Subscribe to the Rosenblog!

Friday, December 21, 2012

Holiday Merrymaking

The Rosenbach will be closed from December 24 through January 1, so this will be the last blog post of 2012. As I often do, I decided to turn to our collection of Cruikshank illustrations for some images, this time of holiday merriment. If you aren't familiar with George Cruikshank, you might enjoy this post from a couple of years ago, that explains his work and our holdings.

We hope you have all been enjoying a festive round of holiday parties. These Cruikshank characters seem to be having some December fun.

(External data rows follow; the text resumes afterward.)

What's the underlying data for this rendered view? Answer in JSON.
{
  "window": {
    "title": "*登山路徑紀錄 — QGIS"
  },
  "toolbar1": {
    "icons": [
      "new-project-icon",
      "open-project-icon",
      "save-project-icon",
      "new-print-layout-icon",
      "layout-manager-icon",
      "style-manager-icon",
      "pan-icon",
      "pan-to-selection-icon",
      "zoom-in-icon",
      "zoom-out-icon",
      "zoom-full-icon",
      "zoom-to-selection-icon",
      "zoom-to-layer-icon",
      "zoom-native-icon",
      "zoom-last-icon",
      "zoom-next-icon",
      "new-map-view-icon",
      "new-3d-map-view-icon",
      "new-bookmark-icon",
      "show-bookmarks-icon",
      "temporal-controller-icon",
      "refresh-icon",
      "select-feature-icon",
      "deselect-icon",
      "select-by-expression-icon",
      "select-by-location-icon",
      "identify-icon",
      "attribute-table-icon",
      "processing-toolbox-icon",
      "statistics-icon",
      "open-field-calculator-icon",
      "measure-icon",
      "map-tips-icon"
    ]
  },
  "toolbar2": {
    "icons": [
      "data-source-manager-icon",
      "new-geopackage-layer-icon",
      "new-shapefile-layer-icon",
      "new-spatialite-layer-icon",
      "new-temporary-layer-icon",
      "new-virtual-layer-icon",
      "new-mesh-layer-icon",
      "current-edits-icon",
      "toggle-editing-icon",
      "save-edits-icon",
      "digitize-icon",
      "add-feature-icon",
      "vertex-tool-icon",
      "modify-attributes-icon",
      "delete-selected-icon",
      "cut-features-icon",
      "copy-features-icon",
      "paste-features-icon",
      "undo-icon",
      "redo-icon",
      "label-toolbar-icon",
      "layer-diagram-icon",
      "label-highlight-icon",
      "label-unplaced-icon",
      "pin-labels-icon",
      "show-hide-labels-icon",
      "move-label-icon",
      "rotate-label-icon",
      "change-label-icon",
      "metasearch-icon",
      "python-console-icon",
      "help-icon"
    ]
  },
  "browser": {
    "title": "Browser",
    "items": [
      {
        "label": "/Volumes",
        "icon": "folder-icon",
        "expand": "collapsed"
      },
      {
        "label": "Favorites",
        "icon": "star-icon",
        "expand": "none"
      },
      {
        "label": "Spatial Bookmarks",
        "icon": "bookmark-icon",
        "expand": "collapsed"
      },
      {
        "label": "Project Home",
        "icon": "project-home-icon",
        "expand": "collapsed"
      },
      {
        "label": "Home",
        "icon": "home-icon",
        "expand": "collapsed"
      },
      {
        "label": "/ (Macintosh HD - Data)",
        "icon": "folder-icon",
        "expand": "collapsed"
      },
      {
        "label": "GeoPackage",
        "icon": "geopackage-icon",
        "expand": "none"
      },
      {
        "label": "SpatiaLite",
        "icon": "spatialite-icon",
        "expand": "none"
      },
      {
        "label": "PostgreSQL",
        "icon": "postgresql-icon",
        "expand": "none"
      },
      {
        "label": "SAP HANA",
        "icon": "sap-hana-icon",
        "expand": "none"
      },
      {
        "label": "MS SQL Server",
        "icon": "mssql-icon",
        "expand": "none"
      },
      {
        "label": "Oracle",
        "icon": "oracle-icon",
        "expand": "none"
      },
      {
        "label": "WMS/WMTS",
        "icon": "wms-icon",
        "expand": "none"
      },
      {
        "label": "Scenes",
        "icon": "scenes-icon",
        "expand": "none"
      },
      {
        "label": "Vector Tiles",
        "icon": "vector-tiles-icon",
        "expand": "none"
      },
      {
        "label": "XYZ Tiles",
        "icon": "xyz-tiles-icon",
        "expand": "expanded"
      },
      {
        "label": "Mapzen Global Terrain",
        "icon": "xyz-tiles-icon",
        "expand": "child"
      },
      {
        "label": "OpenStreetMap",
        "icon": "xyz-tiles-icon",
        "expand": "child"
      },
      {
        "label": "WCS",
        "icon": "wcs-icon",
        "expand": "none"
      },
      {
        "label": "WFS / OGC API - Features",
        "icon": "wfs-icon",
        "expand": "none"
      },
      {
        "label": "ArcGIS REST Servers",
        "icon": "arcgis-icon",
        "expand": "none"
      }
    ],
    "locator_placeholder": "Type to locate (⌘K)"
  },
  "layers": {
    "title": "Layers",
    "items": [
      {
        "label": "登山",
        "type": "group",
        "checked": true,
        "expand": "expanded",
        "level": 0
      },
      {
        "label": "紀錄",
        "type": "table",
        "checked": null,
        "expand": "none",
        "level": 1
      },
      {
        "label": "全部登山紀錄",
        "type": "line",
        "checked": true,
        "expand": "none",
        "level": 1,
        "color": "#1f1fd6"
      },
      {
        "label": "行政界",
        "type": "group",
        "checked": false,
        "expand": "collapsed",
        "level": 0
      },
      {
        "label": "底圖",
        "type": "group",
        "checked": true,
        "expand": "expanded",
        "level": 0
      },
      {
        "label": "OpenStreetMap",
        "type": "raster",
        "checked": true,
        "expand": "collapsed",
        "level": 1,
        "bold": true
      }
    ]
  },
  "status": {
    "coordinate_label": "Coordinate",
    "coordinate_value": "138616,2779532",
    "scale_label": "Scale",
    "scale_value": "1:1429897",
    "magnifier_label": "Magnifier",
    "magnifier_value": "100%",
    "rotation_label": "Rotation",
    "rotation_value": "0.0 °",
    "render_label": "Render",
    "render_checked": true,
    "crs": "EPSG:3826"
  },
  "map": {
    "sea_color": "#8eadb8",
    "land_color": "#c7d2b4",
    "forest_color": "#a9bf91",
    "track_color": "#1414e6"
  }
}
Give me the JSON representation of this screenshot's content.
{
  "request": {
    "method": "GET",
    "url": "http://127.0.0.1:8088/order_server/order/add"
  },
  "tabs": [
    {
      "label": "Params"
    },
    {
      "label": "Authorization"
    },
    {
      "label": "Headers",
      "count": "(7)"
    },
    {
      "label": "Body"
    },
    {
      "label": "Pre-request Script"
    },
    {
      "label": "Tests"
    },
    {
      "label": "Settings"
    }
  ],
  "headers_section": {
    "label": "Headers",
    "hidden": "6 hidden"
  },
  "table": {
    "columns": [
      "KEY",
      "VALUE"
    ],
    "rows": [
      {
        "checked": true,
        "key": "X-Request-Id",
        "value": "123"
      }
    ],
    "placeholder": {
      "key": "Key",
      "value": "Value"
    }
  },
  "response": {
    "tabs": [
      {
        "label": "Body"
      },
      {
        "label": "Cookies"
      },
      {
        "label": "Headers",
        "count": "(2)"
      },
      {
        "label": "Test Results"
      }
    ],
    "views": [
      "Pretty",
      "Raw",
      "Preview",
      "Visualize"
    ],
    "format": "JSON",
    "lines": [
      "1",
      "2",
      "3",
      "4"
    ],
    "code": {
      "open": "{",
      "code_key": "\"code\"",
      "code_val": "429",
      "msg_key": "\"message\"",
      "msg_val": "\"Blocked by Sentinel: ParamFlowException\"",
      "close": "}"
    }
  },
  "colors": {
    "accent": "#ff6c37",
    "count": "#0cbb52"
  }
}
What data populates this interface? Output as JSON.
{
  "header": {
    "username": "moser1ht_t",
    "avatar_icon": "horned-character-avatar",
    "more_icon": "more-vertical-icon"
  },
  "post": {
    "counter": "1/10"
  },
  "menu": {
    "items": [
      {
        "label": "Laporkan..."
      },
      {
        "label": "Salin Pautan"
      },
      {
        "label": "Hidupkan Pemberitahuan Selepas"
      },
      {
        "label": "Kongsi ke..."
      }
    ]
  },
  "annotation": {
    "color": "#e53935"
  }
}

George Cruikshank, December from The Comic Almanack. London: Charles Tilt, 1835. Rosenbach Museum & Library 1954.3208
This image is from the 1835 version of Cruikshank's Comic Almanack; you can read more about the Almanack and its pseudonymous compiler Rigdum Funnidos in a neat blog post from the Princeton graphic arts collection and another one from The Cat's Meat Shop.

Here are some high spirited New Year's revellers, this time from the 1838 edition of the Almanack. The girl on the left holds a full cornucopia marked 1838, while the veiled, wraithlike woman on the right drags away an empty cornucopia marked 1837.

George Cruikshank, January from The Comic Almanack. London: Charles Tilt, 1838. Rosenbach Museum & Library 1954.1880.3586
But of course what comes of too many holiday parties is the dread indigestion, which is depicted as torment by devils in this Cruikshank print. It one of several he did depicting medical maladies. Note the pudding on the table with the festive sprig of holly and the second plum pudding being carried by the blue-clad figure in front of the hearth--in my case the culprit is more likely to be too much cheese or artichoke dip.

George Cruikshank after Alfred Crowquill, Indigestion. London: S Knight, 1825. Rosenbach Museum & Library 1954.139
 Enjoy the last few days of 2012, beware the indigestion, and we'll see you in the New Year!

Kathy Haas is the Assistant Curator at the Rosenbach Museum & Library and the primary poster at the Rosen-blog

No comments: